Common Experiences

Some common experiences that first-generation students have experienced are:

Excitement and Pride:  You've faced innumerable challenges and succeeded: that’s why you’re at Wesleyan!

Anxiety: The transition to college is nerve-wracking for everyone, but for first-generation students there can be added concerns around what to expect. Feeling nervous or apprehensive is normal, but remember to reach out to others for support if you need it.

Success: Some first-generation students worry that their academic performance may be hindered because they do not have the benefit of family members who can give them advice on navigating the college experience.  Our data from Wesleyan students indicates that the academic performance of first-generation students is nearly identical to the performance of all students.  First-generation students actually have higher retention and graduation rates than the rest of the student body.

Responsibility: Like many other students on campus, you may be helping to pay for your education through working a job during the semester, filling out FAFSA forms, or balancing family and educational responsibilities. 

Belonging: Some first-generation students feel that they don’t truly belong at college. You do belong at college and we are glad that you have chosen Wesleyan!

Balancing: It can be challenging for students to balance their commitments on campus (courses, jobs, extracurricular involvement) with managing family needs at home, so self-care is essential.

Major Paths: Many first-generation students feel the need to move toward more pragmatic majors, but they often find a way to balance the practical with their passions. 

Navigation: It is important for first-generation students to learn the expectations of university life in order to get the most out of college. This is why the First Things First pre-orientation was created for incoming students. Most importantly, it is essential that you ask questions!

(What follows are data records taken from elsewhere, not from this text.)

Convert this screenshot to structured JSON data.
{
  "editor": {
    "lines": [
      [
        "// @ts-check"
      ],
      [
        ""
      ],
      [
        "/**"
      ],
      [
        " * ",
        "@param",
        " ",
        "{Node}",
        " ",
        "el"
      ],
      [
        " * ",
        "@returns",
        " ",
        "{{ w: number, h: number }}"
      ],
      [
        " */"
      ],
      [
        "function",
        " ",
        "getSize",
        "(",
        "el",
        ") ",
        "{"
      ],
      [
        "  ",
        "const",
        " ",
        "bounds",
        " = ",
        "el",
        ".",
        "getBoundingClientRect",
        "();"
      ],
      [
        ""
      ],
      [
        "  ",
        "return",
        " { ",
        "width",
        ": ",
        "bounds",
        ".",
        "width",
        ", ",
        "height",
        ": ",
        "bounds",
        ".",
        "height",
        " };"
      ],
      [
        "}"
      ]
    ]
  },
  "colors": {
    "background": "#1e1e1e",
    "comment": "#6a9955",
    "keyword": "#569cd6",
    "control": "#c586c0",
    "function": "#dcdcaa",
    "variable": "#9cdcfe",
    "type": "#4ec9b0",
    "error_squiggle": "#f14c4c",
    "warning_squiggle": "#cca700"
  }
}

Solitude: Many first-generation students experience the feeling of being unique and alone in their struggles and perspectives. It is important to remember that you are not alone! Be sure to listen to the stories of other students and how they were able to find their sense of connection and belonging.